[TASK REQUIREMENTS] Say how many lines in the entries hold the word "polinabasova", and reply with that number only.

········

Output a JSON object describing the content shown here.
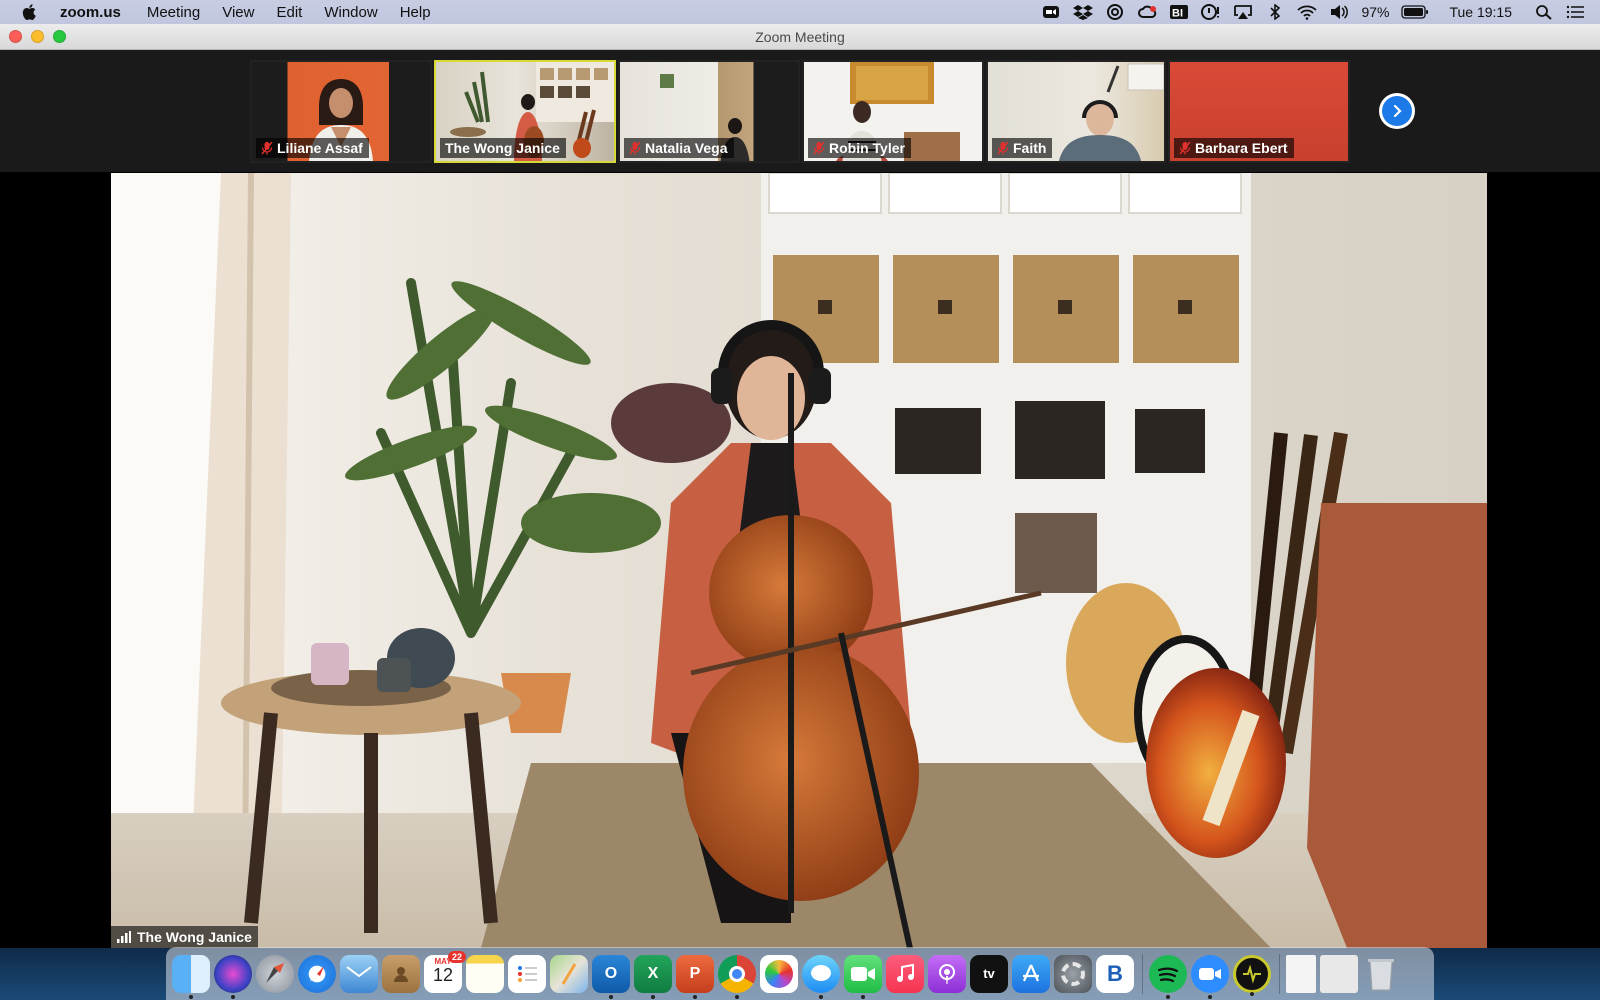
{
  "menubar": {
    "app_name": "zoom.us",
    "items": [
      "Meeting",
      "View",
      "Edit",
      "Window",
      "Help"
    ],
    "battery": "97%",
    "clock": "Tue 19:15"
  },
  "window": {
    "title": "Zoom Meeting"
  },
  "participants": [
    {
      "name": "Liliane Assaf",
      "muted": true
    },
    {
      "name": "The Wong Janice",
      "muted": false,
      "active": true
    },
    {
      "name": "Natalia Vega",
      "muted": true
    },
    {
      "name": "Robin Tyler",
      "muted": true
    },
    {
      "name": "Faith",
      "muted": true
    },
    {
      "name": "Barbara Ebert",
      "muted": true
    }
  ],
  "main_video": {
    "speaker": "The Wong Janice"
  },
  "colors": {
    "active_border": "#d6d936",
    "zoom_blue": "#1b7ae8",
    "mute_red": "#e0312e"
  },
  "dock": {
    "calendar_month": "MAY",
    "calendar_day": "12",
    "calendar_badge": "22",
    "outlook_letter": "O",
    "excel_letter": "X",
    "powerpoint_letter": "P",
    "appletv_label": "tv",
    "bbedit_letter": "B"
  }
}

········

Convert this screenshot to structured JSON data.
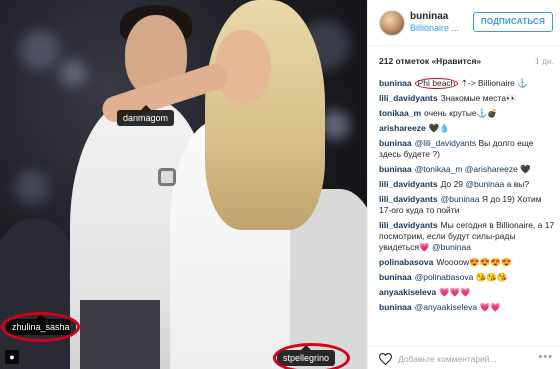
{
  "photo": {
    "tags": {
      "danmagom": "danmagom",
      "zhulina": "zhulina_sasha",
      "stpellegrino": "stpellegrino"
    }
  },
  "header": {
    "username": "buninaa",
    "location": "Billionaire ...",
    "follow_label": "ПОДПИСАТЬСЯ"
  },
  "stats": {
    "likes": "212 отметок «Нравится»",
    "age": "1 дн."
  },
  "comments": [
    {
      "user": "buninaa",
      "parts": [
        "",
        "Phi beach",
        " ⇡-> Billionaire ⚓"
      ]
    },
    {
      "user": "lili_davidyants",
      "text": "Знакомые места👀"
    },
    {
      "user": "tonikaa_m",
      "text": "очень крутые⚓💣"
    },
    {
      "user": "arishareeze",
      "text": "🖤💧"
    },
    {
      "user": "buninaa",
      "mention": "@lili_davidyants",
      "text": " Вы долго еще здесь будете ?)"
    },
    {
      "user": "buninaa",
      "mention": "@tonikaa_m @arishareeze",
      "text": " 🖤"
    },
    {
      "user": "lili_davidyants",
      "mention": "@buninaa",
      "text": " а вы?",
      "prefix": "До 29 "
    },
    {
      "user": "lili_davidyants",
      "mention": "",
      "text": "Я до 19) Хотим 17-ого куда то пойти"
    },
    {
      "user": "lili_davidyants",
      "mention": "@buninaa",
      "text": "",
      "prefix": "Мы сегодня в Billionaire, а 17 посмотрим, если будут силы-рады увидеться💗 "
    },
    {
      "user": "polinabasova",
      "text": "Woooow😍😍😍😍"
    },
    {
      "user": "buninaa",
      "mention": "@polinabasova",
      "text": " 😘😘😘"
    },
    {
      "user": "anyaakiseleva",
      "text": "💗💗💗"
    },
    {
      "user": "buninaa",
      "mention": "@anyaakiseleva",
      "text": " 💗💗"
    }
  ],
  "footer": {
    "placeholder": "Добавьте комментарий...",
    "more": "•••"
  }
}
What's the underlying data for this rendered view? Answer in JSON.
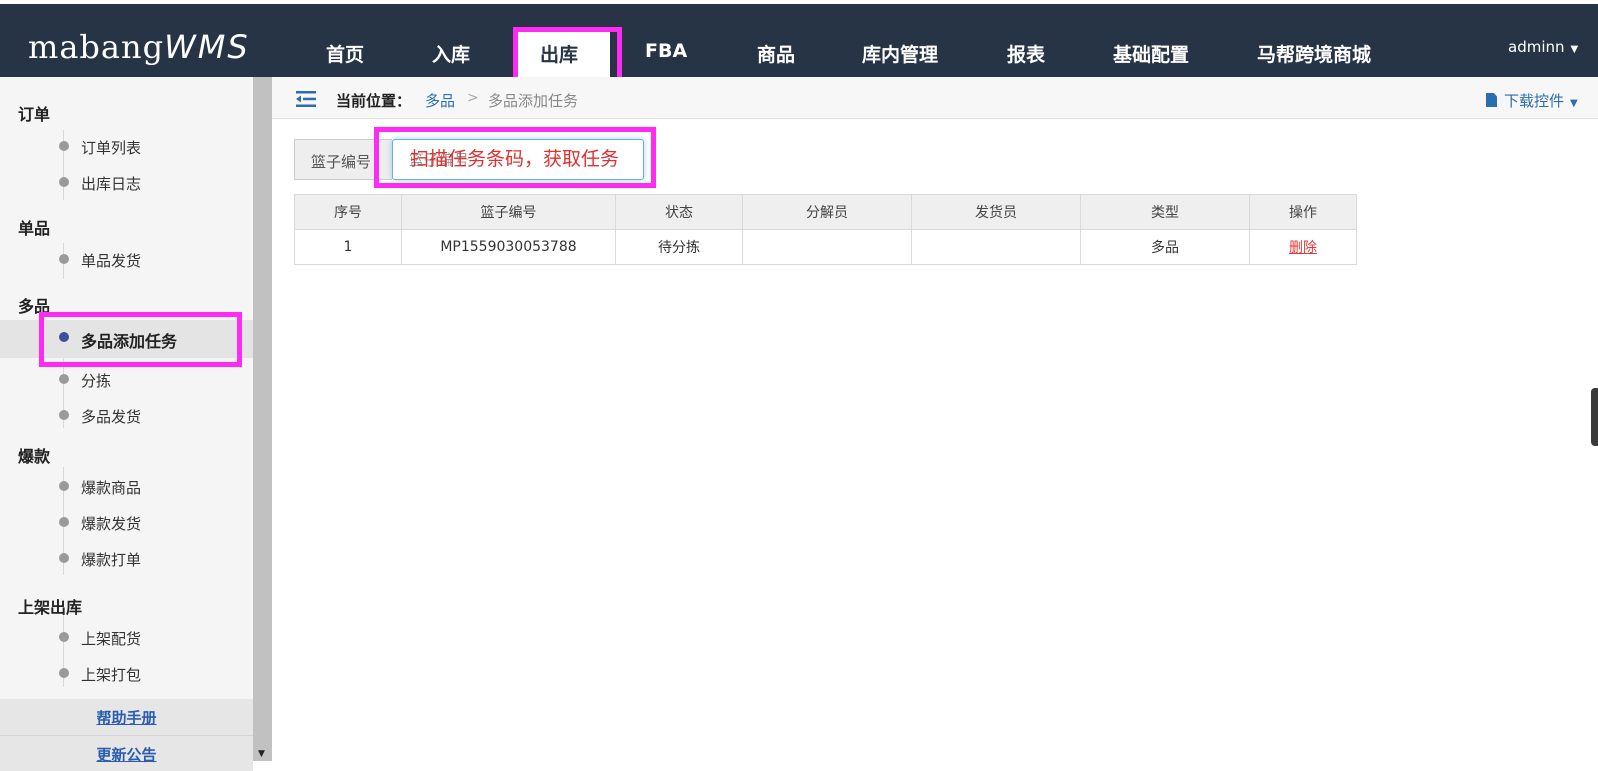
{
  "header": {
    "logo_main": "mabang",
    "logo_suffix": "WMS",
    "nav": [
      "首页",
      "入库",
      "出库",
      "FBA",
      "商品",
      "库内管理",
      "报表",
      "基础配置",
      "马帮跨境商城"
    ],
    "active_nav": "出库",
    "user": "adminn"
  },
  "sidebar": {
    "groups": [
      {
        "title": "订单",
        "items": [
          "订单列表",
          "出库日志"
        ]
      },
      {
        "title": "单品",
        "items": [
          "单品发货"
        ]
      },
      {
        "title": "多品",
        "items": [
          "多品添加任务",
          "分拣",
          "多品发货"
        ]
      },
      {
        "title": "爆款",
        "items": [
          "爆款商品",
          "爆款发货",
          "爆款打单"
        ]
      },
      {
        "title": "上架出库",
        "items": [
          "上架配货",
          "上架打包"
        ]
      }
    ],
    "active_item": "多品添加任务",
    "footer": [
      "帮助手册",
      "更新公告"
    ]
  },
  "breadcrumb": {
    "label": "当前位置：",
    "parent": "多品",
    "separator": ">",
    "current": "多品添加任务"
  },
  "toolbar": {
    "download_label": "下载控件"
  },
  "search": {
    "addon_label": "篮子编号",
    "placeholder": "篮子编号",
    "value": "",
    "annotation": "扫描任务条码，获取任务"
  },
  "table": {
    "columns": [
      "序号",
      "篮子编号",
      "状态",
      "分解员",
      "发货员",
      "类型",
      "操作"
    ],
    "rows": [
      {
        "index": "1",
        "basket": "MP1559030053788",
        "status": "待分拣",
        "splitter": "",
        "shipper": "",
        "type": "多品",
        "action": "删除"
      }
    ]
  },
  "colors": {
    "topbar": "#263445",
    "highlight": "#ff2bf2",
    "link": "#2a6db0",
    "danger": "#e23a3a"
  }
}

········

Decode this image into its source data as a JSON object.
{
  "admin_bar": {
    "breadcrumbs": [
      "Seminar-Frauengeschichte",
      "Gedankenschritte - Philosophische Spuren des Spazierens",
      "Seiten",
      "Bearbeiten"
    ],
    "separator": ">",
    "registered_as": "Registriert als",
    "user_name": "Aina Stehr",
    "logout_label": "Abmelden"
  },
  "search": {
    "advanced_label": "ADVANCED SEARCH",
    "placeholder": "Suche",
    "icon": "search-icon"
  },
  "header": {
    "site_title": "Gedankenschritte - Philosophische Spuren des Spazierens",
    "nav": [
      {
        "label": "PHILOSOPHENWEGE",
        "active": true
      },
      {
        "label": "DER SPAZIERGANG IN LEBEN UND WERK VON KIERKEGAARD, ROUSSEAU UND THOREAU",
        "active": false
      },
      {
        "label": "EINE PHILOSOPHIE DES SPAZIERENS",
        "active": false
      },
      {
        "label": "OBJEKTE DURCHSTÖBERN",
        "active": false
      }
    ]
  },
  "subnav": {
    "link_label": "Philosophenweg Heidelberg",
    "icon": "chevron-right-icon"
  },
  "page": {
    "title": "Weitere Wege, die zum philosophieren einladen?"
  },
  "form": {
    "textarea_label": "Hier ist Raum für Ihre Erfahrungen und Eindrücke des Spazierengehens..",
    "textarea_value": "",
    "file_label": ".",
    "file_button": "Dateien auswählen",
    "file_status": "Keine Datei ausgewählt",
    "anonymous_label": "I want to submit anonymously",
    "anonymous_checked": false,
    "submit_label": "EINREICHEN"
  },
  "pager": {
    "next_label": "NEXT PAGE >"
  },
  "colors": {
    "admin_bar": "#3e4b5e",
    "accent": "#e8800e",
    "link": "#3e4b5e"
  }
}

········

[OUTPUT FOR THIS TASK] 2